» WORK TO BE COMPLETED
With the pictures left out, write out the records verbatim.

» SUPPLIED DATA
=== Begin Enclosure ===
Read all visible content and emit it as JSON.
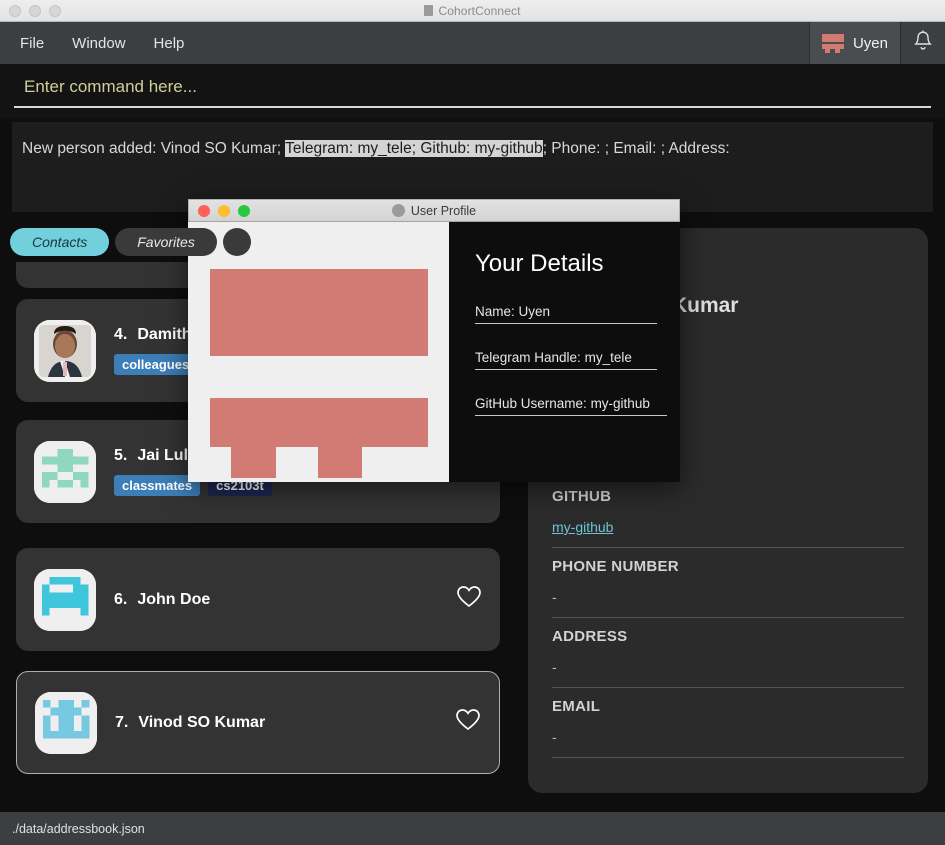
{
  "window": {
    "title": "CohortConnect",
    "traffic_lights": [
      "close",
      "minimize",
      "zoom"
    ],
    "doc_icon": "document-icon"
  },
  "menubar": {
    "items": [
      {
        "label": "File",
        "name": "menu-file"
      },
      {
        "label": "Window",
        "name": "menu-window"
      },
      {
        "label": "Help",
        "name": "menu-help"
      }
    ],
    "user": {
      "label": "Uyen",
      "icon": "broken-image-icon"
    },
    "notification_icon": "bell-icon"
  },
  "command": {
    "placeholder": "Enter command here...",
    "value": ""
  },
  "result": {
    "prefix": "New person added: Vinod SO Kumar; ",
    "selected": "Telegram: my_tele; Github: my-github",
    "suffix": "; Phone: ; Email: ; Address:"
  },
  "tabs": [
    {
      "label": "Contacts",
      "active": true
    },
    {
      "label": "Favorites",
      "active": false
    },
    {
      "label": "",
      "active": false
    }
  ],
  "contacts": [
    {
      "index": "4.",
      "name": "Damith",
      "tags": [
        {
          "label": "colleagues",
          "color": "#3c7eb8"
        }
      ],
      "avatar": "photo-avatar",
      "favorite": false,
      "selected": false
    },
    {
      "index": "5.",
      "name": "Jai Lulla",
      "tags": [
        {
          "label": "classmates",
          "color": "#3c7eb8"
        },
        {
          "label": "cs2103t",
          "color": "#1c2750"
        }
      ],
      "avatar": "identicon-green",
      "favorite": false,
      "selected": false
    },
    {
      "index": "6.",
      "name": "John Doe",
      "tags": [],
      "avatar": "identicon-cyan",
      "favorite": false,
      "selected": false
    },
    {
      "index": "7.",
      "name": "Vinod SO Kumar",
      "tags": [],
      "avatar": "identicon-blue",
      "favorite": false,
      "selected": true
    }
  ],
  "detail": {
    "name": "Vinod SO Kumar",
    "fields": [
      {
        "label": "GITHUB",
        "value": "my-github",
        "is_link": true
      },
      {
        "label": "PHONE NUMBER",
        "value": "-",
        "is_link": false
      },
      {
        "label": "ADDRESS",
        "value": "-",
        "is_link": false
      },
      {
        "label": "EMAIL",
        "value": "-",
        "is_link": false
      }
    ]
  },
  "status": {
    "file_path": "./data/addressbook.json"
  },
  "dialog": {
    "title": "User Profile",
    "title_icon": "person-icon",
    "heading": "Your Details",
    "image": "broken-image-placeholder",
    "fields": [
      {
        "label": "Name:",
        "value": "Uyen"
      },
      {
        "label": "Telegram Handle:",
        "value": "my_tele"
      },
      {
        "label": "GitHub Username:",
        "value": "my-github"
      }
    ]
  },
  "colors": {
    "accent_teal": "#72d0dd",
    "link_teal": "#6fc3d4",
    "tag_blue": "#3c7eb8",
    "tag_navy": "#1c2750",
    "salmon": "#d27b74",
    "panel": "#2b2b2b",
    "card": "#333333"
  }
}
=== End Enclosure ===
» YOUR SOLUTION
Read all visible content and emit it as JSON.
{
  "window": {
    "title": "CohortConnect",
    "traffic_lights": [
      "close",
      "minimize",
      "zoom"
    ],
    "doc_icon": "document-icon"
  },
  "menubar": {
    "items": [
      {
        "label": "File",
        "name": "menu-file"
      },
      {
        "label": "Window",
        "name": "menu-window"
      },
      {
        "label": "Help",
        "name": "menu-help"
      }
    ],
    "user": {
      "label": "Uyen",
      "icon": "broken-image-icon"
    },
    "notification_icon": "bell-icon"
  },
  "command": {
    "placeholder": "Enter command here...",
    "value": ""
  },
  "result": {
    "prefix": "New person added: Vinod SO Kumar; ",
    "selected": "Telegram: my_tele; Github: my-github",
    "suffix": "; Phone: ; Email: ; Address:"
  },
  "tabs": [
    {
      "label": "Contacts",
      "active": true
    },
    {
      "label": "Favorites",
      "active": false
    },
    {
      "label": "",
      "active": false
    }
  ],
  "contacts": [
    {
      "index": "4.",
      "name": "Damith",
      "tags": [
        {
          "label": "colleagues",
          "color": "#3c7eb8"
        }
      ],
      "avatar": "photo-avatar",
      "favorite": false,
      "selected": false
    },
    {
      "index": "5.",
      "name": "Jai Lulla",
      "tags": [
        {
          "label": "classmates",
          "color": "#3c7eb8"
        },
        {
          "label": "cs2103t",
          "color": "#1c2750"
        }
      ],
      "avatar": "identicon-green",
      "favorite": false,
      "selected": false
    },
    {
      "index": "6.",
      "name": "John Doe",
      "tags": [],
      "avatar": "identicon-cyan",
      "favorite": false,
      "selected": false
    },
    {
      "index": "7.",
      "name": "Vinod SO Kumar",
      "tags": [],
      "avatar": "identicon-blue",
      "favorite": false,
      "selected": true
    }
  ],
  "detail": {
    "name": "Vinod SO Kumar",
    "fields": [
      {
        "label": "GITHUB",
        "value": "my-github",
        "is_link": true
      },
      {
        "label": "PHONE NUMBER",
        "value": "-",
        "is_link": false
      },
      {
        "label": "ADDRESS",
        "value": "-",
        "is_link": false
      },
      {
        "label": "EMAIL",
        "value": "-",
        "is_link": false
      }
    ]
  },
  "status": {
    "file_path": "./data/addressbook.json"
  },
  "dialog": {
    "title": "User Profile",
    "title_icon": "person-icon",
    "heading": "Your Details",
    "image": "broken-image-placeholder",
    "fields": [
      {
        "label": "Name:",
        "value": "Uyen"
      },
      {
        "label": "Telegram Handle:",
        "value": "my_tele"
      },
      {
        "label": "GitHub Username:",
        "value": "my-github"
      }
    ]
  },
  "colors": {
    "accent_teal": "#72d0dd",
    "link_teal": "#6fc3d4",
    "tag_blue": "#3c7eb8",
    "tag_navy": "#1c2750",
    "salmon": "#d27b74",
    "panel": "#2b2b2b",
    "card": "#333333"
  }
}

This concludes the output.